Love it or loathe it, Centre Point is among central London’s most prominent landmarks. For three years the former office block has been under covers while Conran + Partners have been turning it into a new 82-home residential tower.
The thundering Grade II-listed Brutalist structure was designed by Swiss architect Richard Seifert and completed in 1966. It was among the city’s first tall buildings, made using precast structural components – then in its relative infancy – but the 34-storey office block was also chronically under-occupied, and was often referred to as ‘London’s empty skyscraper.’
‘The technical task of physically converting a building of this type and the construction process this involved posed a significant challenge that required a highly creative approach,’ said the firm’s senior designer Tim Bowder-Ridger.
Conran + Partners took cues from the building’s futuristic exterior, whose honeycomb Portland stone design has been given a spruce and fitted with new windows.
Adds Almacantar: ‘The building’s personality comes from its texture, which creates a deep three-dimensional pattern of shadow and light. This movement from shadow to light is the inspiration behind the Conran + Partners-designed interior.’
Like the restored lobby – which features Carrara marble and black terrazzo – apartments are designed with monochrome colour palettes. Dark timber-lined cores branch off into bright, lightly-coloured bedrooms and shared living spaces with blonde timber elements and huge expanses of glass.
Bespoke ironmongery, joinery and tiling have also been fitted inside the dwellings, which start at £1.8 million for a one-bedroom home, rising to £7 to £8.5 million for a three bed. Buyers can choose from a selection of interiors by Conran + Partners or design firm Morpheus – or purchase their unit raw. They’re a steal compared to the £55m duplex penthouse, which crowns the Modernist building.
Amenities include a first-floor swimming pool, gym and sauna. A residents club – with caterers kitchen cinema and spa – will occupy the floor above.

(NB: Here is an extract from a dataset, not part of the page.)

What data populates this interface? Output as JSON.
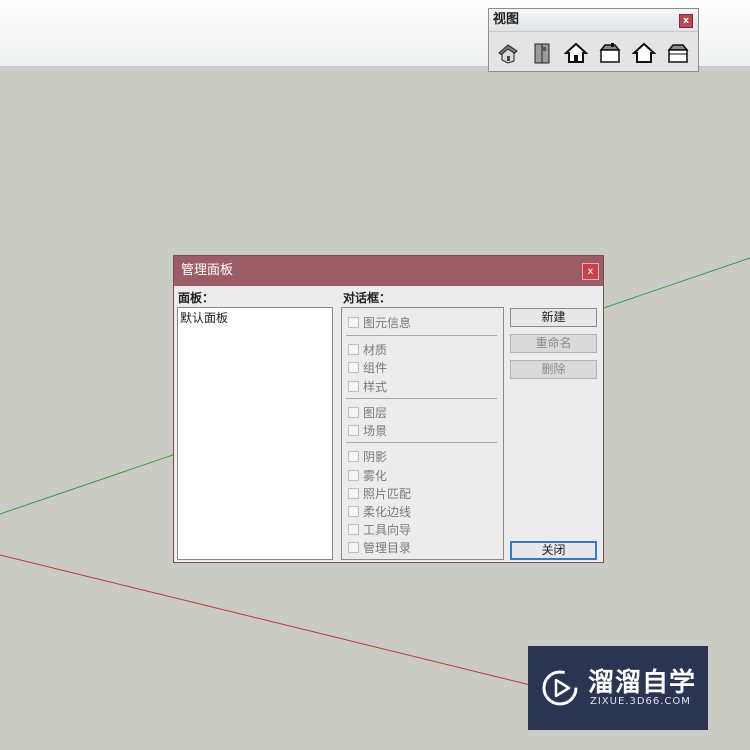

Back on the ground, MICA (formerly Rick Mathers Architects) is overseeing the redesign of Centre Point’s 15,000 sq ft street-level public square, which will be unveiled at the end of the year. It will include cafés, retail spaces and restaurants, while the new Tottenham Court Road station at the base of the building will welcome Crossrail in December 2018. (The 26-mile hyper-fast route is set to open fully in 2019).